And that's always what you want to try to be doing. You want to try to mirror and follow the market so that you are overall non directional. You can see right now we're pretty non directional.
We're a little bit bearish, we'd love to see the market move down, but even if the market moved up to 211 after the huge run it's had, we'd still make some money at expiration with all the positions that we have on. And that's what's really important about this concept.
So again, balance and neutrality is always the goal, and a constant moving target. But if you focus your attention on protecting the overall portfolio versus any single position, not that you should ignore single positions so don't get me wrong here, but if you really focus on the overall portfolio, and the profitability of your overall portfolio relative to a benchmark, it really guides you on future trades that you need to look for.
If you come in to a situation where you are super bearish, where you make the most amount of money if the market goes down, then that should naturally tell you that you probably need a couple more bullish positions in your portfolio.
Now you know what to look for. Now you know you can go out and start searching, scanning, deliberately for trades that might be bullish in nature because you need more bullish trades on your portfolio.
Two I think you should ask yourself all the time, At least every week, if not every day if you're a little bit more active in your trading. Number one is "Is my overall portfolio neutral to the SBY?"
Or replace SBY with whatever benchmark index you're gonna use. But again that question then guides you as to how you're going to structure the trades you're looking for.
And it basically gets you out of the mentality of running around like a chicken with your head cut off, basically looking for anything that you can find, and it pinpoints your focus into the exact types of trades that you need to be more balanced and more neutral.
In my case right now, like I said just to use this as a great example, my portfolio, based on where the S&P is right now, is naturally a little bearish. So I can naturally go out and say "Look, I don't need any more bearish trades, What I actually need more bullish trades."
So I'm gonna look for possible candidates that might fit my bullish kind of criteria to make a bullish trade, or to make a directionally bullish trade. I can still sell options, and do it bullish. So it's not that I have to buy long options, long calls.
I can still sell options, and do it in a bullish manner. But now I know exactly what I'm looking for. Number two is "What trades do I need to add or remove?" So this kind of piggy backs on number one, but it's really a good question.
It's "What trades do I need to add or remove?" And it helps you define where you are net neutrality with your portfolio. Are you bullish or bearish already? And if so, does that mean you can add or remove some positions?
So look at your portfolio and say "What happens if I add this position that was really profitable and that's already made some money? Or remove this position that was already profitable and made some money? How does that effect my overall portfolio? Does that make me more bearish or more bullish?"
And so I think answering these two questions, and at least asking yourself these two questions, every single week, or every single day if you're more active as a trader, is gonna help you become a very successful options trader in the future.

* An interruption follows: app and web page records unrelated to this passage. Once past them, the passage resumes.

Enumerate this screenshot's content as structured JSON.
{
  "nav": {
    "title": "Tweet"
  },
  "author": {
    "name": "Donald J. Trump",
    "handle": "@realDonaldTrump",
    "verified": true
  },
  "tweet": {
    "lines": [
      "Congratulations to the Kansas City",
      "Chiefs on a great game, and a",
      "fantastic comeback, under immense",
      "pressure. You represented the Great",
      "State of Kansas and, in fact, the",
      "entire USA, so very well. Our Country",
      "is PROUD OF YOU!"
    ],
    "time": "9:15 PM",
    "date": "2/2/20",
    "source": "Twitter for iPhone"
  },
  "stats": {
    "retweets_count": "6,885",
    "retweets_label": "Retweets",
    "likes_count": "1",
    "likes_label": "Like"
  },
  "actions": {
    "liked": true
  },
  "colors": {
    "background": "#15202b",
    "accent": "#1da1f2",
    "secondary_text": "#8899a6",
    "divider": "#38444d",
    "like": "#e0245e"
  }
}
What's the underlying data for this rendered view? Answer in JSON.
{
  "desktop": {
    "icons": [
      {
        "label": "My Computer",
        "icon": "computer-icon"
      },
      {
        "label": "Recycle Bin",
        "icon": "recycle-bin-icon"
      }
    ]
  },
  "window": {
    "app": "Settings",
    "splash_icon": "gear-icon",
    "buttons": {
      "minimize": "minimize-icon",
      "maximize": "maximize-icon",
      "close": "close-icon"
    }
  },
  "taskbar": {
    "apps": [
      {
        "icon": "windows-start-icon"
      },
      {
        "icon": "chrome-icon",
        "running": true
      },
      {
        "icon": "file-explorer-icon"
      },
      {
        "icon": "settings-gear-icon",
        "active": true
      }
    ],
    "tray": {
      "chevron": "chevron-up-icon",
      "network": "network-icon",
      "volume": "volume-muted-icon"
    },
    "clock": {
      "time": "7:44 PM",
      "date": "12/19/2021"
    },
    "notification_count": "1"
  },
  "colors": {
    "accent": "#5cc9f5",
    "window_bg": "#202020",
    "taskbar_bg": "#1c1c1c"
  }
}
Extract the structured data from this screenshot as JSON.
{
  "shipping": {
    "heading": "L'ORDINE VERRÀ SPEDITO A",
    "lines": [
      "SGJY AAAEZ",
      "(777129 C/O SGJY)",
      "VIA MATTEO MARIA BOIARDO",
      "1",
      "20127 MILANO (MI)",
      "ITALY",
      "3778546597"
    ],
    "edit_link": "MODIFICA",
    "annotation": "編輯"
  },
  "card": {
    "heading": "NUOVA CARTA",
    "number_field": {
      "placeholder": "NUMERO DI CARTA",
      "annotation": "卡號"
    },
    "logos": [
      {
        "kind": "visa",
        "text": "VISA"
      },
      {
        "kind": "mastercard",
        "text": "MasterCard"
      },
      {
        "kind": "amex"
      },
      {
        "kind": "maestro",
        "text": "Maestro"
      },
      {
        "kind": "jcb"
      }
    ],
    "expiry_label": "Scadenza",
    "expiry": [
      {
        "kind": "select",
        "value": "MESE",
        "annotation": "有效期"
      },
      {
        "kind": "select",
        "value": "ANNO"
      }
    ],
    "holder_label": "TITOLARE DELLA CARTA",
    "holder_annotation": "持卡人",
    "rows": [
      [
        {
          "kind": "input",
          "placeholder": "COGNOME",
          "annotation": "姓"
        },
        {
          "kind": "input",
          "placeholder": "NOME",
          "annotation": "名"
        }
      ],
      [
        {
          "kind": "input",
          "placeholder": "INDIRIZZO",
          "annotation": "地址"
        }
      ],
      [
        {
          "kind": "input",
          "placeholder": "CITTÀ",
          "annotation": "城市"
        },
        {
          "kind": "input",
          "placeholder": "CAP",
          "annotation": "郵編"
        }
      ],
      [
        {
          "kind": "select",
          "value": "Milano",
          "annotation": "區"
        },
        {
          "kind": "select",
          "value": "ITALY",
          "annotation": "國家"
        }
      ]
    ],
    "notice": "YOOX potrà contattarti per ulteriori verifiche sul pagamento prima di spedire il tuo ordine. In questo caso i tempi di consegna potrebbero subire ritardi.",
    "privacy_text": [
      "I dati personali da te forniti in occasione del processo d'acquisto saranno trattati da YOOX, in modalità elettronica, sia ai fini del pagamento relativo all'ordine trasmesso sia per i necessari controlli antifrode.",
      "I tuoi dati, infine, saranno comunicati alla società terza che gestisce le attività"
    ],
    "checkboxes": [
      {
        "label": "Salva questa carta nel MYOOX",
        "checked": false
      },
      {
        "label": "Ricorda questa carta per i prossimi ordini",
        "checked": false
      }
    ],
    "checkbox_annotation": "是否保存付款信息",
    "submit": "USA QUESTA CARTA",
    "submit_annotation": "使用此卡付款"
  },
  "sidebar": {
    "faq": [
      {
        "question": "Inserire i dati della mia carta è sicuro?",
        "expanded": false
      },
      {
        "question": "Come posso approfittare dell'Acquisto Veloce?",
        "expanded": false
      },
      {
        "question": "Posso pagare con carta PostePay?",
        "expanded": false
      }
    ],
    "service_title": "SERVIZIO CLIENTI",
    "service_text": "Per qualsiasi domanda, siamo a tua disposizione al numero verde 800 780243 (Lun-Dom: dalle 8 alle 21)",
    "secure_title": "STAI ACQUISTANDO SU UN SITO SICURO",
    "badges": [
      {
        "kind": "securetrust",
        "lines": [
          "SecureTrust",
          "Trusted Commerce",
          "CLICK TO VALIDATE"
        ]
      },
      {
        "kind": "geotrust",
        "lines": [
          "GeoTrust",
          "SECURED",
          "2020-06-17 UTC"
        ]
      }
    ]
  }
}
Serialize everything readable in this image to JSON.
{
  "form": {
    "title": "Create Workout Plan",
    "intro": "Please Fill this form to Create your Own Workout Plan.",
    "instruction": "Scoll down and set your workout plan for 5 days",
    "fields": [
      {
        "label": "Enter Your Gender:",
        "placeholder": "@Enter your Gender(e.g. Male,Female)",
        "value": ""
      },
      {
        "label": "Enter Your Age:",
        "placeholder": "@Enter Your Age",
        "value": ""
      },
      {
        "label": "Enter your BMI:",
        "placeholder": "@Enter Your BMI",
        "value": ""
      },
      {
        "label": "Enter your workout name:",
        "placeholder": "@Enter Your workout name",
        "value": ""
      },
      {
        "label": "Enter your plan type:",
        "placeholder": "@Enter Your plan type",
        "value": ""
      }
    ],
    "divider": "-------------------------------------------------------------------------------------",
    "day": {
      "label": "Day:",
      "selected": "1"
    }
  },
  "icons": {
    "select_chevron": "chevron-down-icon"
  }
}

Because now you're not gonna be whimsically moving with the market. You're gonna have a huge profitability range with regard to wherever the market moves. And you're gonna maintain that throughout.
So, as always, hope you guys enjoyed this video. Thank you so much. I would love to hear your comments and feedback on this concept. I don't think that enough people talk about it.
Hopefully we covered it good here in this video tutorial in track 2. If you love this video, please share it online, help spread the word about what we're trying to do here, at OptionAlpha. And until next time, happy trading.